in that manner to this card - they also only activate in
a particular situation, and usually that's when you're
at a disadvantage. The big difference? YOU DON'T HAVE TO
PUT YOUR OPPONENT IN THE LEAD TO DO IT!!
Alright, so that's a rather pessimistic way of looking
at it, but maybe it's the case where you've got, say, M
Aggron-EX in play and have been landing heads for a
while now. All of a sudden, opponent plays a series of
cards, and long story short, M Aggron-EX got KO'd. But
wait, is that a Teammates in your hand? Oh look, two
free cards to make up for the M Aggron-EX you just lost!

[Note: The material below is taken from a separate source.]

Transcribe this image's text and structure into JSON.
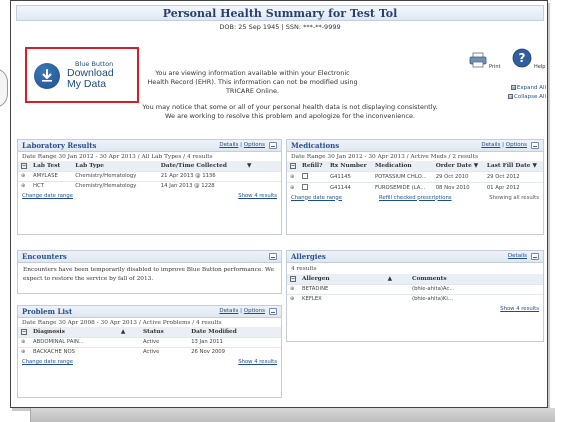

In that way, this is not only a "catch-up" card but a
"reinforcements" cards. Sure, you could be behind in
Prizes, in which case it can grab you what you need to
attempt a counter assault, but if you're in the lead and
lose your big sweeper, it can get you just what you need
to reinforce your current position so you can hold
strong. And that's why I suspect this card is our #6.
I personally don't like the idea of having a Pokemon get
KO'd in order to use a card like this, even with as
powerful an effect as it's got, but I'm not going to
deny the benefits of being able to snag 2 cards from
your deck - the possibilities are literally endless, so
really the big question is, "Is it worth running knowing
that you need to lose 2+ cards to get up to 2 cards from
your deck?" Cause chances are in most decks, you're
going to have that M Aggron-EX scenario - only with
Yveltal-EX, Lucario-EX, Seismitoad-EX, etc. - in which
case you lose:
1) a really big Pokemon
2) any Energy/Tools attached to said Pokemon, on top of
3) your opponent getting 1-2 Prize cards
It's a half-and-half card for me, but who knows? I
usually don't like ketchup on my cards.
Standard: 3/5 (I rate it above my half-n-half score of
2.5 because of how beneficial that effect really is, but
that's about as big a pass as I'm willing to give this
Expanded: 3/5 (same situation here)
Limited: 4/5 (outside of a +38/39 deck, I can understand
running this card in this format. Again, you have to
lose to gain, but considering you're usually going to be
losing only 1 Prize to your opponent, it's not as bad to
get 2 cards like, say, an evolution line or a Trainer
you really need)
Arora Notealus: The actual relationship between the two
Teammates here is, in the Japanese version of this card,
known as "senpai and kōhai," or translated, "mentor and
protegé," or even, "senior and junior," relating to the
original Gen III names of this particular duo, "Sr. and
Jr." Language is fun!
Weekend Thought: Do you agree with our list so far? What
cards do you expect to see in the Top 5? Any cards you
think we ought to reexamine?
Next Time: I dunno where we are...but I don't like how
quiet it is.